Vaccination is a critical tool in protecting individuals and communities from preventable illnesses. Common illnesses that can be prevented through vaccination include whooping cough, measles, mumps, rubella, polio, varicella (chickenpox), hepatitis A and B, influenza (the flu), pneumococcal disease, and meningococcal disease. Vaccination helps to reduce the risk of infection by working with the body’s natural defenses to build immunity to specific diseases. Because of this, many people are advised to get vaccinated before coming into contact with an illness or after recovering from it.
Who should be vaccinated? Vaccines are recommended for people of all ages: infants as young as six weeks old; adolescents; adults; and seniors 65 years or older. The Centers for Disease Control and Prevention (CDC) recommends that all children aged 6 months or older receive the recommended vaccines in order to protect them against serious diseases such as whooping cough and mumps. Adults should also get certain vaccinations throughout their lives in order to stay up-to-date on immunization protection against these same illnesses. Additionally, those at higher risk—such as pregnant women—should consult their healthcare provider about receiving any additional vaccinations they may need for optimal health protection during pregnancy and beyond.
Vaccine Schedule and Requirements
The most common illnesses that can be prevented by vaccination include measles, mumps, rubella, tetanus, pertussis (whooping cough), polio, rotavirus, and varicella (chickenpox). Vaccinations are also recommended for preventing certain strains of influenza. Other vaccinations are available to protect against hepatitis A and B; human papillomavirus (HPV); Haemophilus influenzae type b (Hib); meningococcal disease; pneumococcal pneumonias; and diphtheria.
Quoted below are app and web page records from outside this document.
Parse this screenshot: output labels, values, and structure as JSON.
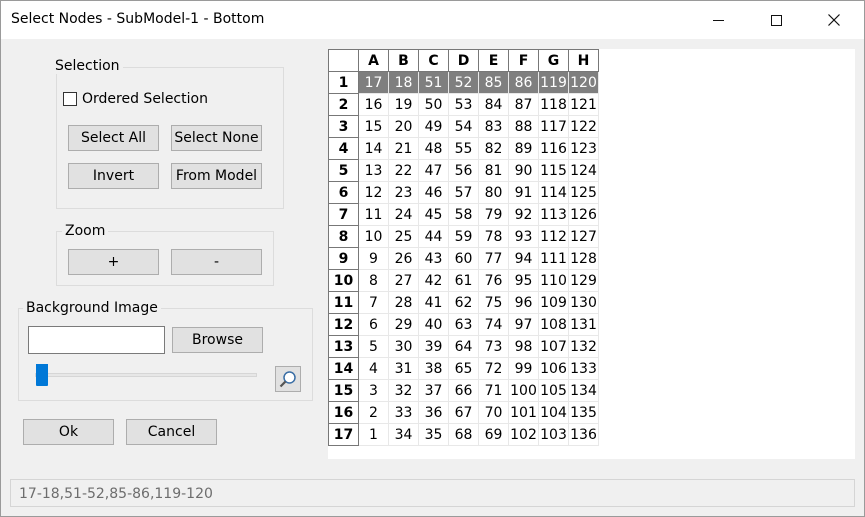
{
  "window": {
    "title": "Select Nodes - SubModel-1 - Bottom",
    "minimize_glyph": "—",
    "maximize_glyph": "☐",
    "close_glyph": "✕"
  },
  "selection": {
    "label": "Selection",
    "ordered_label": "Ordered Selection",
    "ordered_checked": false,
    "select_all": "Select All",
    "select_none": "Select None",
    "invert": "Invert",
    "from_model": "From Model"
  },
  "zoom": {
    "label": "Zoom",
    "plus": "+",
    "minus": "-"
  },
  "background": {
    "label": "Background Image",
    "path_value": "",
    "browse": "Browse",
    "slider_level": 0
  },
  "actions": {
    "ok": "Ok",
    "cancel": "Cancel"
  },
  "grid": {
    "columns": [
      "A",
      "B",
      "C",
      "D",
      "E",
      "F",
      "G",
      "H"
    ],
    "rows": [
      {
        "label": "1",
        "cells": [
          "17",
          "18",
          "51",
          "52",
          "85",
          "86",
          "119",
          "120"
        ],
        "selected": [
          true,
          true,
          true,
          true,
          true,
          true,
          true,
          true
        ]
      },
      {
        "label": "2",
        "cells": [
          "16",
          "19",
          "50",
          "53",
          "84",
          "87",
          "118",
          "121"
        ]
      },
      {
        "label": "3",
        "cells": [
          "15",
          "20",
          "49",
          "54",
          "83",
          "88",
          "117",
          "122"
        ]
      },
      {
        "label": "4",
        "cells": [
          "14",
          "21",
          "48",
          "55",
          "82",
          "89",
          "116",
          "123"
        ]
      },
      {
        "label": "5",
        "cells": [
          "13",
          "22",
          "47",
          "56",
          "81",
          "90",
          "115",
          "124"
        ]
      },
      {
        "label": "6",
        "cells": [
          "12",
          "23",
          "46",
          "57",
          "80",
          "91",
          "114",
          "125"
        ]
      },
      {
        "label": "7",
        "cells": [
          "11",
          "24",
          "45",
          "58",
          "79",
          "92",
          "113",
          "126"
        ]
      },
      {
        "label": "8",
        "cells": [
          "10",
          "25",
          "44",
          "59",
          "78",
          "93",
          "112",
          "127"
        ]
      },
      {
        "label": "9",
        "cells": [
          "9",
          "26",
          "43",
          "60",
          "77",
          "94",
          "111",
          "128"
        ]
      },
      {
        "label": "10",
        "cells": [
          "8",
          "27",
          "42",
          "61",
          "76",
          "95",
          "110",
          "129"
        ]
      },
      {
        "label": "11",
        "cells": [
          "7",
          "28",
          "41",
          "62",
          "75",
          "96",
          "109",
          "130"
        ]
      },
      {
        "label": "12",
        "cells": [
          "6",
          "29",
          "40",
          "63",
          "74",
          "97",
          "108",
          "131"
        ]
      },
      {
        "label": "13",
        "cells": [
          "5",
          "30",
          "39",
          "64",
          "73",
          "98",
          "107",
          "132"
        ]
      },
      {
        "label": "14",
        "cells": [
          "4",
          "31",
          "38",
          "65",
          "72",
          "99",
          "106",
          "133"
        ]
      },
      {
        "label": "15",
        "cells": [
          "3",
          "32",
          "37",
          "66",
          "71",
          "100",
          "105",
          "134"
        ]
      },
      {
        "label": "16",
        "cells": [
          "2",
          "33",
          "36",
          "67",
          "70",
          "101",
          "104",
          "135"
        ]
      },
      {
        "label": "17",
        "cells": [
          "1",
          "34",
          "35",
          "68",
          "69",
          "102",
          "103",
          "136"
        ]
      }
    ]
  },
  "status": {
    "text": "17-18,51-52,85-86,119-120"
  },
  "colors": {
    "selected_cell": "#7f7f7f",
    "slider_accent": "#0078d7"
  }
}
The vaccine schedule and requirements will depend on the age of the child or adult being vaccinated as well as health conditions that may make some vaccines less effective or contraindicated. For example, infants typically begin their vaccine series at six weeks old with a dose of the polio vaccine followed by other doses every four to six weeks until completion. Adults should receive regular recommended immunizations for influenza and other illnesses such as shingles depending on their medical history and lifestyle risk factors.
Conclusion: Protecting Yourself Through Vaccination
Vaccines have been widely used to prevent a variety of illnesses, including measles, mumps, rubella, diphtheria, tetanus and whooping cough. Vaccines work by introducing a weakened form of the virus into the body so that it can build up an immunity against it. Vaccination is also used to protect against viral hepatitis B and bacterial meningitis. Preventative vaccines are now available for certain types of cancers such as HPV-related cervical cancer or liver cancer related to hepatitis B infection. By getting vaccinated against these illnesses, people can reduce their risk of developing them and potentially save lives in the process. Furthermore, many countries have comprehensive childhood vaccine programs that ensure all children receive protection from common diseases in early life when they are at most risk for serious complications from these illnesses. But what about for adults? Are vaccines still relevant and necessary in adulthood? The short answer is yes. For example, although most people have already been infected with hepatitis B virus as children, some people remain uninfected or become re-infected in adulthood. These people are at risk of developing serious liver disease and may die from cirrhosis, liver cancer, or liver failure. In addition, certain cancers (e.g., cervical, ovarian) can be prevented through the use of vaccines.